#### Task prompt
List every line below containing "value".

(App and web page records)
- - -

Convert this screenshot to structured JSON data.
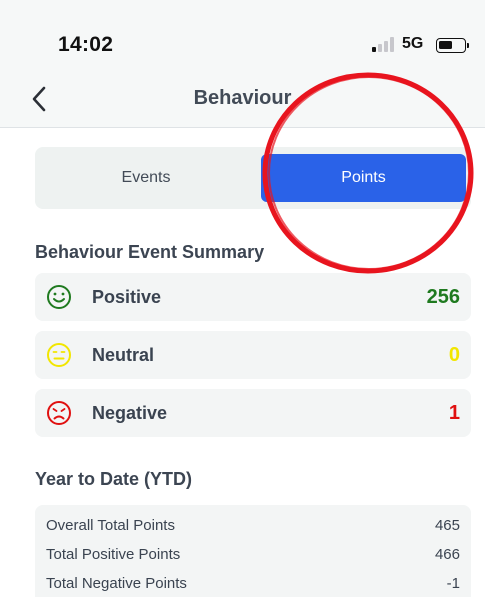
{
  "status_bar": {
    "time": "14:02",
    "network": "5G"
  },
  "nav": {
    "title": "Behaviour",
    "back_icon": "chevron-left-icon"
  },
  "tabs": [
    {
      "label": "Events",
      "selected": false
    },
    {
      "label": "Points",
      "selected": true
    }
  ],
  "summary": {
    "title": "Behaviour Event Summary",
    "items": [
      {
        "label": "Positive",
        "count": "256",
        "icon": "smile-icon",
        "color": "#1f7a1f"
      },
      {
        "label": "Neutral",
        "count": "0",
        "icon": "neutral-face-icon",
        "color": "#f2e600"
      },
      {
        "label": "Negative",
        "count": "1",
        "icon": "sad-face-icon",
        "color": "#e01010"
      }
    ]
  },
  "ytd": {
    "title": "Year to Date (YTD)",
    "rows": [
      {
        "label": "Overall Total Points",
        "value": "465"
      },
      {
        "label": "Total Positive Points",
        "value": "466"
      },
      {
        "label": "Total Negative Points",
        "value": "-1"
      }
    ]
  },
  "colors": {
    "accent": "#2a62e8",
    "annotation_circle": "#e8141e",
    "header_bg": "#f6f8f8",
    "card_bg": "#f3f5f5"
  }
}
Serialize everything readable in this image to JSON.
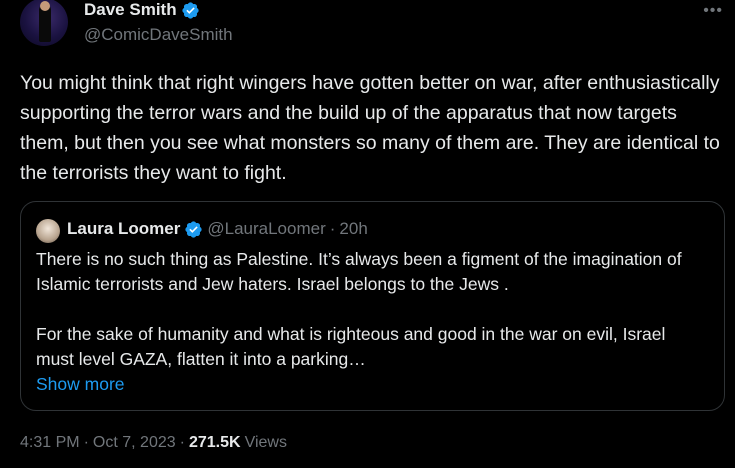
{
  "author": {
    "name": "Dave Smith",
    "handle": "@ComicDaveSmith",
    "verified": true
  },
  "tweet_text": "You might think that right wingers have gotten better on war, after enthusiastically supporting the terror wars and the build up of the apparatus that now targets them, but then you see what monsters so many of them are. They are identical to the terrorists they want to fight.",
  "quote": {
    "name": "Laura Loomer",
    "handle": "@LauraLoomer",
    "separator": "·",
    "time": "20h",
    "paragraph1": "There is no such thing as Palestine. It’s always been a figment of the imagination of Islamic terrorists and Jew haters. Israel belongs to the Jews .",
    "paragraph2": "For the sake of humanity and what is righteous and good in the war on evil, Israel must level GAZA, flatten it into a parking…",
    "show_more": "Show more"
  },
  "meta": {
    "time": "4:31 PM",
    "sep1": "·",
    "date": "Oct 7, 2023",
    "sep2": "·",
    "views_count": "271.5K",
    "views_label": "Views"
  },
  "icons": {
    "more": "more-horizontal-icon",
    "verified": "verified-badge-icon"
  },
  "colors": {
    "background": "#000000",
    "text": "#e7e9ea",
    "muted": "#71767b",
    "accent": "#1d9bf0",
    "border": "#2f3336"
  }
}
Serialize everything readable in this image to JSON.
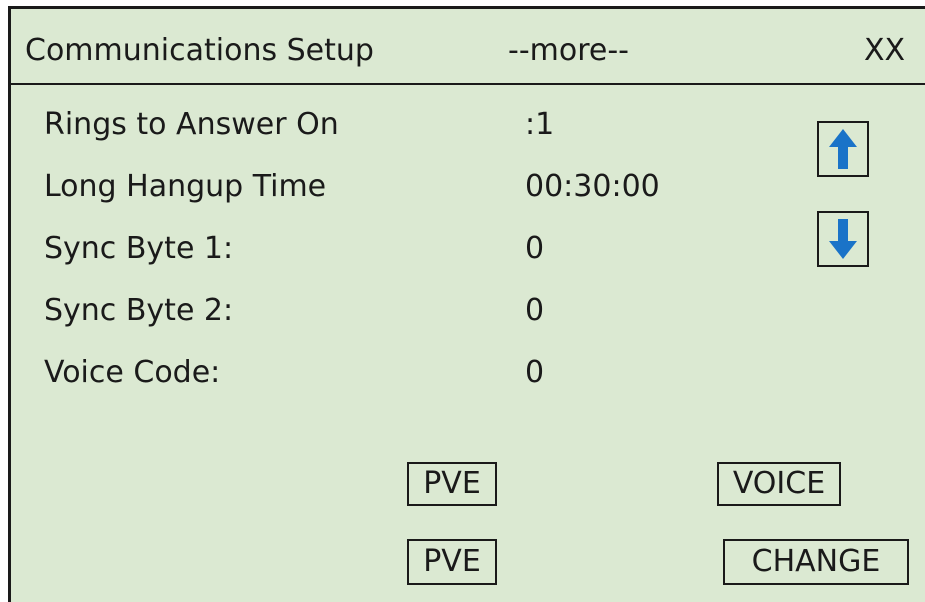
{
  "header": {
    "title": "Communications Setup",
    "more": "--more--",
    "corner": "XX"
  },
  "fields": [
    {
      "label": "Rings to Answer On",
      "value": ":1"
    },
    {
      "label": "Long Hangup Time",
      "value": "00:30:00"
    },
    {
      "label": "Sync Byte 1:",
      "value": "0"
    },
    {
      "label": "Sync Byte 2:",
      "value": "0"
    },
    {
      "label": "Voice Code:",
      "value": "0"
    }
  ],
  "nav": {
    "up_icon": "arrow-up-icon",
    "down_icon": "arrow-down-icon"
  },
  "buttons": {
    "pve_top": "PVE",
    "voice": "VOICE",
    "pve_bottom": "PVE",
    "change": "CHANGE"
  },
  "colors": {
    "background": "#dbe9d2",
    "arrow": "#1a73c8",
    "border": "#1a1a1a"
  }
}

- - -

#### Result of the exercise
        "value": "465"
        "value": "466"
        "value": "-1"
      "value": ":1"
      "value": "00:30:00"
      "value": "0"
      "value": "0"
      "value": "0"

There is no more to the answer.